Recorded data
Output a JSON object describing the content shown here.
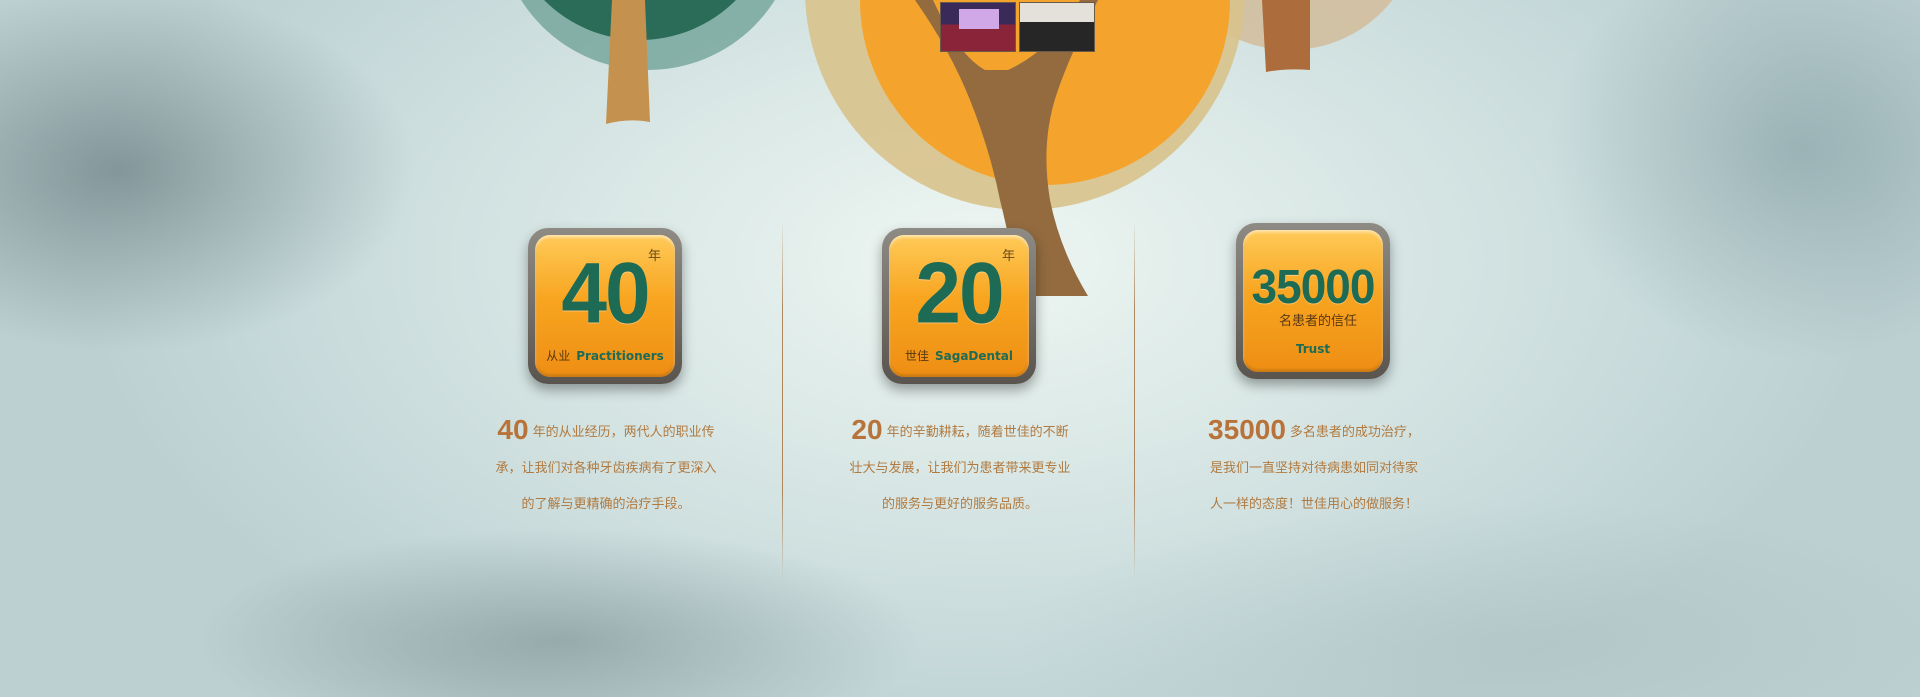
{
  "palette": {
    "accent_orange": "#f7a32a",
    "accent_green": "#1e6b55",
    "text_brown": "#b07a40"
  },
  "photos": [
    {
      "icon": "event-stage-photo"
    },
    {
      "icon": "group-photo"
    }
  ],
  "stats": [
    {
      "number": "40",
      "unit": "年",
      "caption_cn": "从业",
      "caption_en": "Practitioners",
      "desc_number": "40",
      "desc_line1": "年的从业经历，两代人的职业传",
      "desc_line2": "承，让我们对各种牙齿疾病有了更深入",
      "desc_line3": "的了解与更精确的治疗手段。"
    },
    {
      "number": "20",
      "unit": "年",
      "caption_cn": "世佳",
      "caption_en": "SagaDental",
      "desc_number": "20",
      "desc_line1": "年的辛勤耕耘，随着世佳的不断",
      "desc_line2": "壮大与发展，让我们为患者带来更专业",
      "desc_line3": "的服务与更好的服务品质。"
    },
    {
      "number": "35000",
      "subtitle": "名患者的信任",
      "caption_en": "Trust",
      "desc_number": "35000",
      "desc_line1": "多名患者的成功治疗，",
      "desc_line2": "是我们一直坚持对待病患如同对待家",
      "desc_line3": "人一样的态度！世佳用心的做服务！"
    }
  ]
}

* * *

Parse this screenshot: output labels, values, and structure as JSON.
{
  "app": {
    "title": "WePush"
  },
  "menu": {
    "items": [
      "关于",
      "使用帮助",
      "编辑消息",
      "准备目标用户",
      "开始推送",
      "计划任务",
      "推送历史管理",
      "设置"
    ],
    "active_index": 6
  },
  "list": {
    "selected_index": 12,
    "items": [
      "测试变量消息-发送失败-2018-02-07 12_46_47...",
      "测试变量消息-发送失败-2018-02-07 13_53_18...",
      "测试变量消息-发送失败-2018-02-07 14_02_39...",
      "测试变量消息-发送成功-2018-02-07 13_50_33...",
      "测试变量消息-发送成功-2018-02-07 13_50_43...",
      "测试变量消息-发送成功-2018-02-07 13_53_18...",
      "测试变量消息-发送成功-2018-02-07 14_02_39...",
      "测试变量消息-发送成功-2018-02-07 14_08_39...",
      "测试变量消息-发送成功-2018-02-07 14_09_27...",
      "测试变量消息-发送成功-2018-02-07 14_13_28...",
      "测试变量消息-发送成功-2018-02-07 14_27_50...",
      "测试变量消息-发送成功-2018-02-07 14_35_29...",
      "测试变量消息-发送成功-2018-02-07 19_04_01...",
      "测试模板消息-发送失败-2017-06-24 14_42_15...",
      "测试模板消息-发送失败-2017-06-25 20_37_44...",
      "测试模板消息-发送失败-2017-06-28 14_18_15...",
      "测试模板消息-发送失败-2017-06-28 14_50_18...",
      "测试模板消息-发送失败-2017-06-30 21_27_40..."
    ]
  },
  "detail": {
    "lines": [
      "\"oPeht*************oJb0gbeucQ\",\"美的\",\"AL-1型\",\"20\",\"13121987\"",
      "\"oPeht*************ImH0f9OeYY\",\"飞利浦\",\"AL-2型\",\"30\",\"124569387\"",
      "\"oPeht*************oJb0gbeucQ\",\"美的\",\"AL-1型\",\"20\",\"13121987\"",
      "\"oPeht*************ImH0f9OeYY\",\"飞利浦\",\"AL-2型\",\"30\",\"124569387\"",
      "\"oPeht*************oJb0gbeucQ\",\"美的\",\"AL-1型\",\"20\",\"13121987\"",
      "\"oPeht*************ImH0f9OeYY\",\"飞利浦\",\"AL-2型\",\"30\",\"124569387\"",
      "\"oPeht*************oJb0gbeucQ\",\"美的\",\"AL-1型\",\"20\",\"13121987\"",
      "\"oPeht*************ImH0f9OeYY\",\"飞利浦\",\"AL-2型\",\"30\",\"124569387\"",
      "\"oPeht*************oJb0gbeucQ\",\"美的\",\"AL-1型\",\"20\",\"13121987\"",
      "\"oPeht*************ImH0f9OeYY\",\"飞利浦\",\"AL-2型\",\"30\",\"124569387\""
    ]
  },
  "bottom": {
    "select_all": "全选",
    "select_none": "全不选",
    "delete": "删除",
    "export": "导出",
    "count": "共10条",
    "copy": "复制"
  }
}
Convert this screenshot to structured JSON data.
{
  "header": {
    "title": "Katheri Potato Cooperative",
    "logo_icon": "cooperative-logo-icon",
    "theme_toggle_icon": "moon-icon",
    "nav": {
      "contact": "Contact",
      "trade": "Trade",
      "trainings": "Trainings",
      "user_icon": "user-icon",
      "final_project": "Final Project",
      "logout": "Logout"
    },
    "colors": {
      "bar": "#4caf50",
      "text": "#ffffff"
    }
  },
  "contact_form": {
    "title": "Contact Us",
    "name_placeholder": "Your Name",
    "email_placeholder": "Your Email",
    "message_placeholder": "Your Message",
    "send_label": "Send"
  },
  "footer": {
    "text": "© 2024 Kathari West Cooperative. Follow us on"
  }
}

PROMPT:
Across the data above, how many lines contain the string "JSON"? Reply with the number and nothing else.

OUTPUT OF THE EXERCISE:
3